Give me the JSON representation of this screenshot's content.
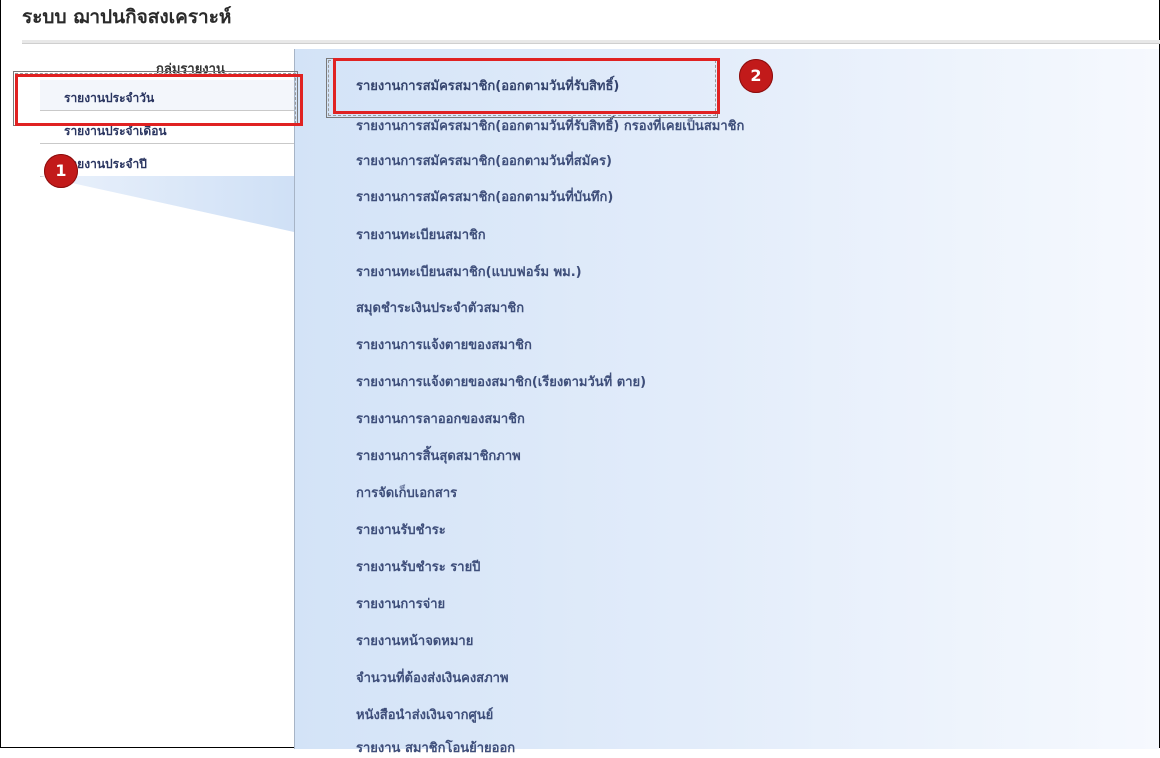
{
  "app": {
    "title": "ระบบ ฌาปนกิจสงเคราะห์"
  },
  "sidebar": {
    "header": "กลุ่มรายงาน",
    "items": [
      {
        "label": "รายงานประจำวัน",
        "active": true
      },
      {
        "label": "รายงานประจำเดือน",
        "active": false
      },
      {
        "label": "รายงานประจำปี",
        "active": false
      }
    ]
  },
  "reports": [
    "รายงานการสมัครสมาชิก(ออกตามวันที่รับสิทธิ์)",
    "รายงานการสมัครสมาชิก(ออกตามวันที่รับสิทธิ์) กรองที่เคยเป็นสมาชิก",
    "รายงานการสมัครสมาชิก(ออกตามวันที่สมัคร)",
    "รายงานการสมัครสมาชิก(ออกตามวันที่บันทึก)",
    "รายงานทะเบียนสมาชิก",
    "รายงานทะเบียนสมาชิก(แบบฟอร์ม พม.)",
    "สมุดชำระเงินประจำตัวสมาชิก",
    "รายงานการแจ้งตายของสมาชิก",
    "รายงานการแจ้งตายของสมาชิก(เรียงตามวันที่ ตาย)",
    "รายงานการลาออกของสมาชิก",
    "รายงานการสิ้นสุดสมาชิกภาพ",
    "การจัดเก็บเอกสาร",
    "รายงานรับชำระ",
    "รายงานรับชำระ รายปี",
    "รายงานการจ่าย",
    "รายงานหน้าจดหมาย",
    "จำนวนที่ต้องส่งเงินคงสภาพ",
    "หนังสือนำส่งเงินจากศูนย์",
    "รายงาน สมาชิกโอนย้ายออก"
  ],
  "annotations": {
    "badge1": "1",
    "badge2": "2"
  },
  "colors": {
    "highlight": "#e02222",
    "badge": "#c21a1a",
    "link": "#3e4e7a"
  }
}
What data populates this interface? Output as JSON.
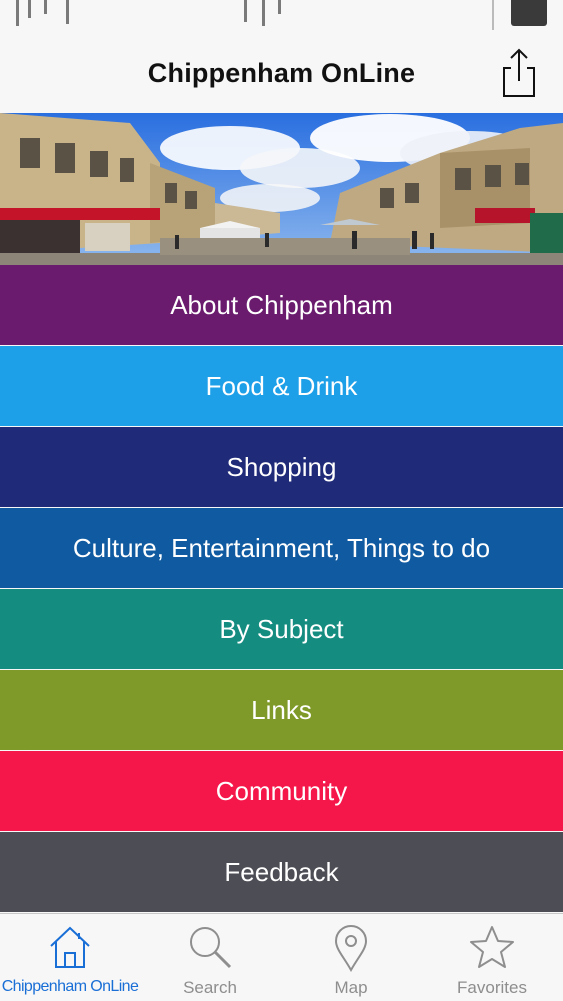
{
  "header": {
    "title": "Chippenham OnLine"
  },
  "menu": {
    "items": [
      {
        "label": "About Chippenham",
        "color": "#6a1b6e"
      },
      {
        "label": "Food & Drink",
        "color": "#1ea0e9"
      },
      {
        "label": "Shopping",
        "color": "#1f2a78"
      },
      {
        "label": "Culture, Entertainment, Things to do",
        "color": "#0f5aa0"
      },
      {
        "label": "By Subject",
        "color": "#158c80"
      },
      {
        "label": "Links",
        "color": "#7f9a28"
      },
      {
        "label": "Community",
        "color": "#f5174a"
      },
      {
        "label": "Feedback",
        "color": "#4d4d55"
      }
    ]
  },
  "tabbar": {
    "tabs": [
      {
        "label": "Chippenham OnLine",
        "icon": "home-icon",
        "active": true
      },
      {
        "label": "Search",
        "icon": "search-icon",
        "active": false
      },
      {
        "label": "Map",
        "icon": "map-pin-icon",
        "active": false
      },
      {
        "label": "Favorites",
        "icon": "star-icon",
        "active": false
      }
    ]
  },
  "colors": {
    "accent": "#1a6fd6",
    "inactive": "#8e8e8e"
  }
}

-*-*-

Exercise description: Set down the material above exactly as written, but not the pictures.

Answer to this exercise:
Give me the JSON representation of this screenshot's content.
{
  "app": {
    "title": "ระบบ ฌาปนกิจสงเคราะห์"
  },
  "sidebar": {
    "header": "กลุ่มรายงาน",
    "items": [
      {
        "label": "รายงานประจำวัน",
        "active": true
      },
      {
        "label": "รายงานประจำเดือน",
        "active": false
      },
      {
        "label": "รายงานประจำปี",
        "active": false
      }
    ]
  },
  "reports": [
    "รายงานการสมัครสมาชิก(ออกตามวันที่รับสิทธิ์)",
    "รายงานการสมัครสมาชิก(ออกตามวันที่รับสิทธิ์) กรองที่เคยเป็นสมาชิก",
    "รายงานการสมัครสมาชิก(ออกตามวันที่สมัคร)",
    "รายงานการสมัครสมาชิก(ออกตามวันที่บันทึก)",
    "รายงานทะเบียนสมาชิก",
    "รายงานทะเบียนสมาชิก(แบบฟอร์ม พม.)",
    "สมุดชำระเงินประจำตัวสมาชิก",
    "รายงานการแจ้งตายของสมาชิก",
    "รายงานการแจ้งตายของสมาชิก(เรียงตามวันที่ ตาย)",
    "รายงานการลาออกของสมาชิก",
    "รายงานการสิ้นสุดสมาชิกภาพ",
    "การจัดเก็บเอกสาร",
    "รายงานรับชำระ",
    "รายงานรับชำระ รายปี",
    "รายงานการจ่าย",
    "รายงานหน้าจดหมาย",
    "จำนวนที่ต้องส่งเงินคงสภาพ",
    "หนังสือนำส่งเงินจากศูนย์",
    "รายงาน สมาชิกโอนย้ายออก"
  ],
  "annotations": {
    "badge1": "1",
    "badge2": "2"
  },
  "colors": {
    "highlight": "#e02222",
    "badge": "#c21a1a",
    "link": "#3e4e7a"
  }
}
What data populates this interface? Output as JSON.
{
  "header": {
    "title": "Chippenham OnLine"
  },
  "menu": {
    "items": [
      {
        "label": "About Chippenham",
        "color": "#6a1b6e"
      },
      {
        "label": "Food & Drink",
        "color": "#1ea0e9"
      },
      {
        "label": "Shopping",
        "color": "#1f2a78"
      },
      {
        "label": "Culture, Entertainment, Things to do",
        "color": "#0f5aa0"
      },
      {
        "label": "By Subject",
        "color": "#158c80"
      },
      {
        "label": "Links",
        "color": "#7f9a28"
      },
      {
        "label": "Community",
        "color": "#f5174a"
      },
      {
        "label": "Feedback",
        "color": "#4d4d55"
      }
    ]
  },
  "tabbar": {
    "tabs": [
      {
        "label": "Chippenham OnLine",
        "icon": "home-icon",
        "active": true
      },
      {
        "label": "Search",
        "icon": "search-icon",
        "active": false
      },
      {
        "label": "Map",
        "icon": "map-pin-icon",
        "active": false
      },
      {
        "label": "Favorites",
        "icon": "star-icon",
        "active": false
      }
    ]
  },
  "colors": {
    "accent": "#1a6fd6",
    "inactive": "#8e8e8e"
  }
}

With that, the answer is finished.